Segment Start: Material for the task

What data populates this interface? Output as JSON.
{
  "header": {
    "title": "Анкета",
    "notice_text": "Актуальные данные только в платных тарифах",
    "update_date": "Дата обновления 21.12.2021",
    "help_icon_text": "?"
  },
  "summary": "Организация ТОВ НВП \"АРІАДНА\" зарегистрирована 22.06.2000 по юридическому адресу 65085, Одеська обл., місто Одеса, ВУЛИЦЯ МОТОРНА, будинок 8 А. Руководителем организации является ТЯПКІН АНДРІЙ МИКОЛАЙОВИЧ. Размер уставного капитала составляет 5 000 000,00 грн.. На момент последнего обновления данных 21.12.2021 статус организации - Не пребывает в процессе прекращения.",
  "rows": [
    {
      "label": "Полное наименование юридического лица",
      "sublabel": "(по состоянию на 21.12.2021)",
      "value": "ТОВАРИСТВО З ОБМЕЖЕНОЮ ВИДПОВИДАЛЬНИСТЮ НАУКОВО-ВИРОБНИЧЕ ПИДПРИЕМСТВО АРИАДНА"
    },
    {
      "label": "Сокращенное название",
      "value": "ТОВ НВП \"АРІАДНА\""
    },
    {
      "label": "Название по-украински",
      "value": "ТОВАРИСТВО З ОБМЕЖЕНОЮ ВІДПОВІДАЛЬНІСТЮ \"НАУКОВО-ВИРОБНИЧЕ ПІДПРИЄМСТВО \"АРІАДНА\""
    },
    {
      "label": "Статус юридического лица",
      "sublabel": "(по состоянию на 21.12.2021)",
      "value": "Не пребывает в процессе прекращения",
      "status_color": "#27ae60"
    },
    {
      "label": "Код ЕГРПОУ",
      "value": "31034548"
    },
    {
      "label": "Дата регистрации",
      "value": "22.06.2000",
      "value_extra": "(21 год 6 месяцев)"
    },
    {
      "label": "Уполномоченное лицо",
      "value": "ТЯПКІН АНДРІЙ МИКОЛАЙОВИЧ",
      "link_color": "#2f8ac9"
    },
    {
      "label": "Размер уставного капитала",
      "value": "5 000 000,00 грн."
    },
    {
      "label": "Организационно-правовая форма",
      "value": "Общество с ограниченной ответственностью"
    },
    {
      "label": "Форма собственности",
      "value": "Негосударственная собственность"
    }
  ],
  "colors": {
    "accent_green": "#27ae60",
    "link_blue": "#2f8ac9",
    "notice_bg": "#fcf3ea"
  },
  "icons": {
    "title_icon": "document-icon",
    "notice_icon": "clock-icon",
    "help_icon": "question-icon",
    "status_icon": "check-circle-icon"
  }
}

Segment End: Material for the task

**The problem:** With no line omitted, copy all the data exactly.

**Finished exercise:**
What data populates this interface? Output as JSON.
{
  "header": {
    "title": "Анкета",
    "notice_text": "Актуальные данные только в платных тарифах",
    "update_date": "Дата обновления 21.12.2021",
    "help_icon_text": "?"
  },
  "summary": "Организация ТОВ НВП \"АРІАДНА\" зарегистрирована 22.06.2000 по юридическому адресу 65085, Одеська обл., місто Одеса, ВУЛИЦЯ МОТОРНА, будинок 8 А. Руководителем организации является ТЯПКІН АНДРІЙ МИКОЛАЙОВИЧ. Размер уставного капитала составляет 5 000 000,00 грн.. На момент последнего обновления данных 21.12.2021 статус организации - Не пребывает в процессе прекращения.",
  "rows": [
    {
      "label": "Полное наименование юридического лица",
      "sublabel": "(по состоянию на 21.12.2021)",
      "value": "ТОВАРИСТВО З ОБМЕЖЕНОЮ ВИДПОВИДАЛЬНИСТЮ НАУКОВО-ВИРОБНИЧЕ ПИДПРИЕМСТВО АРИАДНА"
    },
    {
      "label": "Сокращенное название",
      "value": "ТОВ НВП \"АРІАДНА\""
    },
    {
      "label": "Название по-украински",
      "value": "ТОВАРИСТВО З ОБМЕЖЕНОЮ ВІДПОВІДАЛЬНІСТЮ \"НАУКОВО-ВИРОБНИЧЕ ПІДПРИЄМСТВО \"АРІАДНА\""
    },
    {
      "label": "Статус юридического лица",
      "sublabel": "(по состоянию на 21.12.2021)",
      "value": "Не пребывает в процессе прекращения",
      "status_color": "#27ae60"
    },
    {
      "label": "Код ЕГРПОУ",
      "value": "31034548"
    },
    {
      "label": "Дата регистрации",
      "value": "22.06.2000",
      "value_extra": "(21 год 6 месяцев)"
    },
    {
      "label": "Уполномоченное лицо",
      "value": "ТЯПКІН АНДРІЙ МИКОЛАЙОВИЧ",
      "link_color": "#2f8ac9"
    },
    {
      "label": "Размер уставного капитала",
      "value": "5 000 000,00 грн."
    },
    {
      "label": "Организационно-правовая форма",
      "value": "Общество с ограниченной ответственностью"
    },
    {
      "label": "Форма собственности",
      "value": "Негосударственная собственность"
    }
  ],
  "colors": {
    "accent_green": "#27ae60",
    "link_blue": "#2f8ac9",
    "notice_bg": "#fcf3ea"
  },
  "icons": {
    "title_icon": "document-icon",
    "notice_icon": "clock-icon",
    "help_icon": "question-icon",
    "status_icon": "check-circle-icon"
  }
}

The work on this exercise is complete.